Groups on the local and regional level would identify community needs, such as for more rural applicants or residency slots for specific specialties and geographic locations.
A national body would ensure that resources were available to support regional decision-making and to coordinate studies examining what is happening across the country. Such ideas are the basis for the two upcoming COGME reports.
"Our next step is to finalize these reports and get them into the hands of Congress and [the Medicare Payment Advisory Commission]," Dr. Phillips said.
Russell Robertson, MD, COGME chair and family medicine department chair at Northwestern University's Feinberg School of Medicine in Chicago, said the organization also is gearing up to recommend that Congress approve a 15% expansion of residency and fellowship slots. Congress must lift a 1996 cap it placed on Medicare's GME funding for the expansion to become a reality.
Dr. Robertson said COGME also hopes to coordinate a meeting with three other committees Congress authorized to advise it on dental, nursing and community health issues, so they might present a united voice on work force concerns.
Dr. Robertson and other work force watchers agree that if resident numbers do not increase, U.S. medical school expansion will simply decrease the number of residents who are international medical graduates.
More physicians or revamp system?
Jonathan Weiner, DrPH, professor at Johns Hopkins Bloomberg School of Public Health in Baltimore said COGME does not go far enough. One shortcoming, he said, is that it is made up primarily of physicians, mostly in primary care.
"We need a global perspective," Dr. Weiner said. "COGME is controlled mostly by medical school deans and residency directors, not the consumers, the customers, like the directors of Medicare."
A national forum on work force and health care delivery reform should include insurers, nurses and other health professionals, he said.
To better address access for the underserved, he'd like to see greater public investment in tuition forgiveness programs tied to public service for physicians.
The distribution of resident training funds also should be reworked, Dr. Weiner said. The government spends more to produce a surgeon than it does to train a family physician, he said, because surgeons take longer to train and the government subsidizes each year of their salaries. Instead, he suggested that the government could give programs a certain amount for each resident regardless of whether they train for three years or seven. This would create more equity between primary care and subspecialty residency programs, he said.
"If you think we need more primary care physicians, and I do, then we need to fix this market imbalance," Dr. Weiner said.
Richard Cooper, MD, a physician work force expert and member of the Council on Physician and Nurse Supply, a think tank supported with a grant from San Diego-based AMN Healthcare, a physician and nurse recruiting firm, sees the situation from the opposite angle.
"The policy is very simple," he said. "It is to expand the work force. You can't go into greater detail. ... The only thing we know is that we need more physicians and they will need to do what people ask them in the future."
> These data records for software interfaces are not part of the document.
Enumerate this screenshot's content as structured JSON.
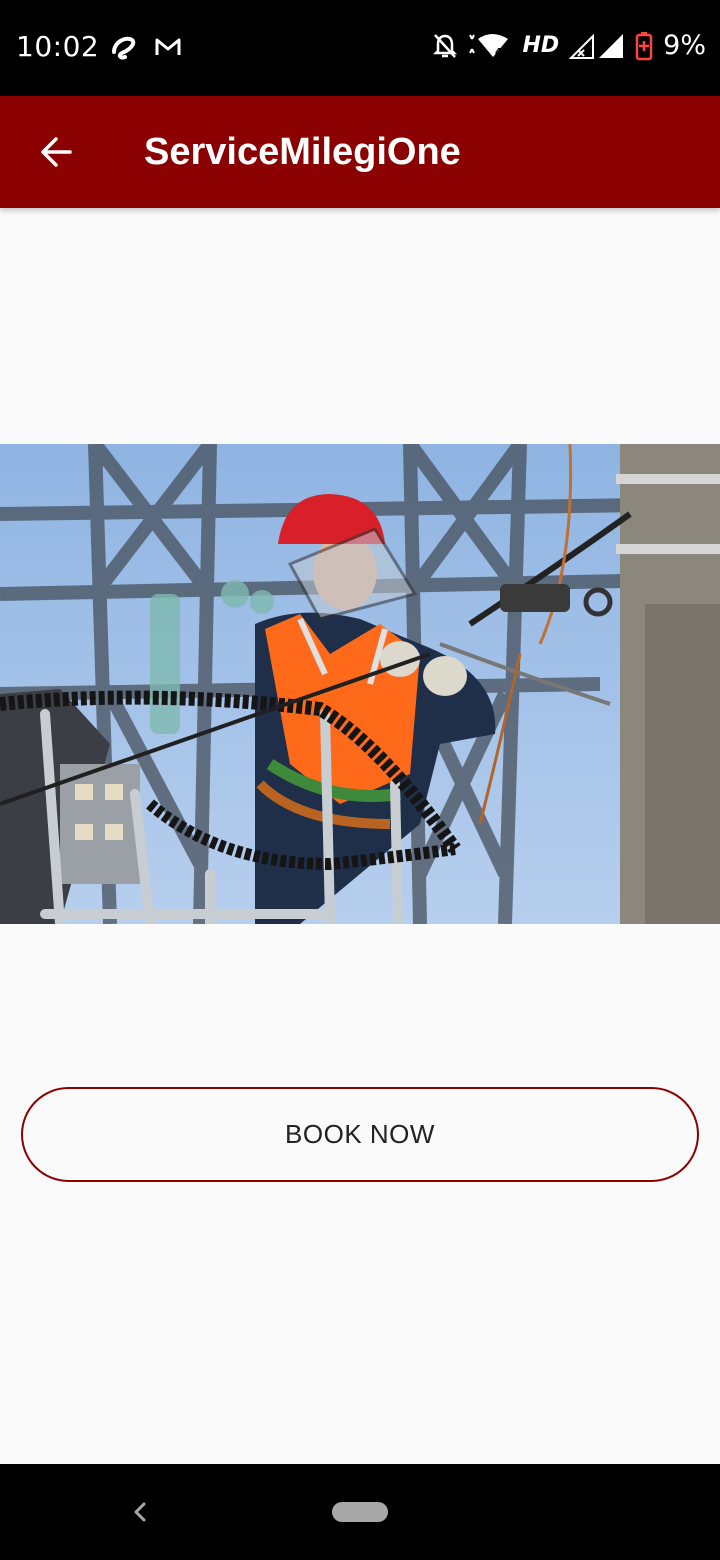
{
  "status_bar": {
    "time": "10:02",
    "network_label": "HD",
    "battery": "9%",
    "icons": [
      "airtel-icon",
      "gmail-icon",
      "mute-icon",
      "wifi-icon",
      "signal-icon",
      "battery-icon"
    ]
  },
  "app_bar": {
    "title": "ServiceMilegiOne",
    "background_color": "#8b0000",
    "back_icon": "arrow-back-icon"
  },
  "hero": {
    "subject": "lineman-at-utility-pole"
  },
  "actions": {
    "book_now_label": "BOOK NOW",
    "accent_color": "#8b0000"
  },
  "nav_bar": {
    "icons": [
      "nav-back-icon",
      "nav-home-pill"
    ]
  }
}
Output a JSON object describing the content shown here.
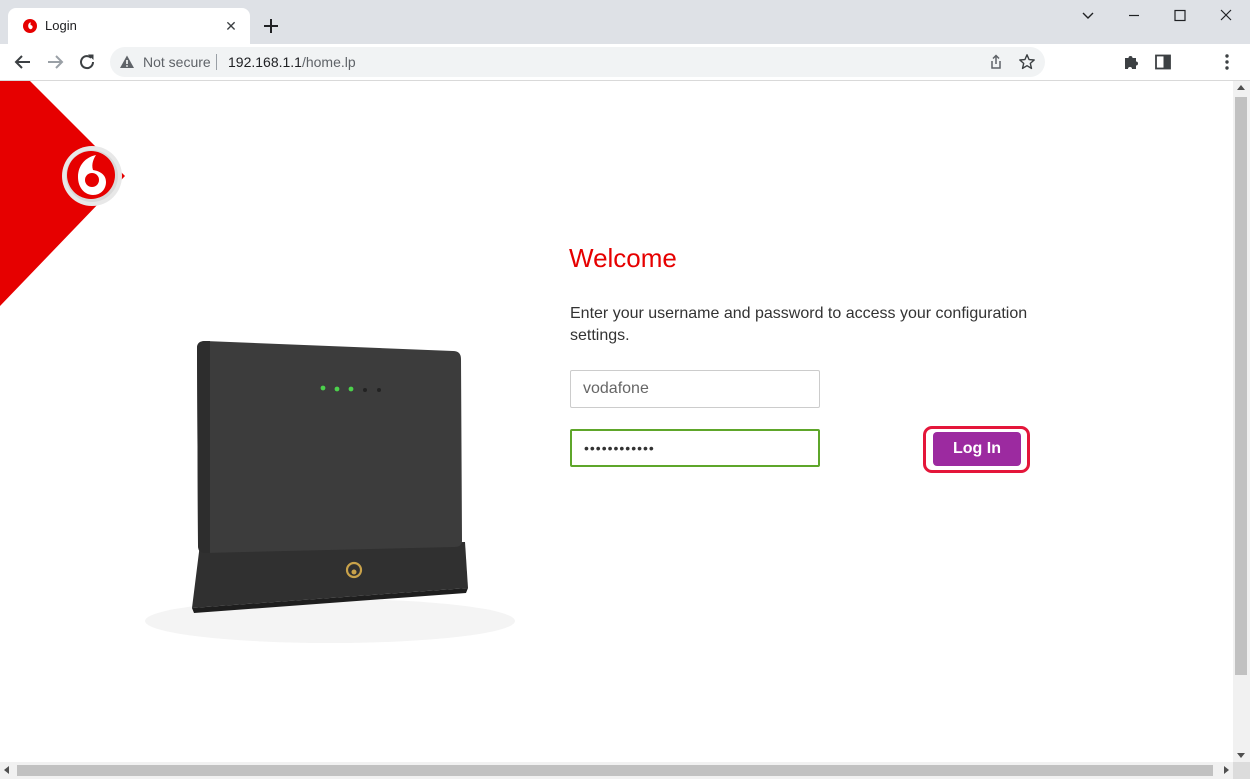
{
  "browser": {
    "tab_title": "Login",
    "tab_close": "✕",
    "address": {
      "security_label": "Not secure",
      "host": "192.168.1.1",
      "path": "/home.lp"
    }
  },
  "page": {
    "welcome_title": "Welcome",
    "instructions": "Enter your username and password to access your configuration settings.",
    "username_value": "vodafone",
    "password_masked": "••••••••••••",
    "login_label": "Log In"
  },
  "colors": {
    "brand_red": "#e60000",
    "button_purple": "#9c2aa0",
    "focus_green": "#5ea62a",
    "highlight_ring": "#e4163a"
  }
}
He would like to see enough residency positions created so that 10,000 more physicians would enter the work force each year.
"We need a national effort to expand the financing of medical schools and residencies," he said. "It's a tragedy to wait."
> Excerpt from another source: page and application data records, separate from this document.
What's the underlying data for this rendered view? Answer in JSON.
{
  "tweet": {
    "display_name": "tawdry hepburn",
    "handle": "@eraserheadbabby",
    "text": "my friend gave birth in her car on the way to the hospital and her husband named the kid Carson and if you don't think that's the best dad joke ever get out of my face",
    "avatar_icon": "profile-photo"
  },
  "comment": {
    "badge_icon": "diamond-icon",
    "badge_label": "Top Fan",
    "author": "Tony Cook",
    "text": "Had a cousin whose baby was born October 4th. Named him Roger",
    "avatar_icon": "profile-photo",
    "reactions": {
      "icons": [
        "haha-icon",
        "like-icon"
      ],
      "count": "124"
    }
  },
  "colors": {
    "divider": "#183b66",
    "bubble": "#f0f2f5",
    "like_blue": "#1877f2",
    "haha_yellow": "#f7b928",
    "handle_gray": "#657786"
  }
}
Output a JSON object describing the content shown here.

Outside the chorus calling for work force expansion, David Goodman, MD, a pediatric and community and family medicine professor at Dartmouth Medical School in Hanover, N.H., is a voice advocating for reworking the health care system instead. Dr. Goodman states in an editorial in the Aug. 3 British Medical Journal that with limited national funds, the public may be better served by improving health care delivery and promoting evidence-based care.
"The result of larger doctor training programs will probably be disappointing," Dr. Goodman states in his editorial.
Regardless of experts' positions, all agree on this: Doing nothing is the worst option of all.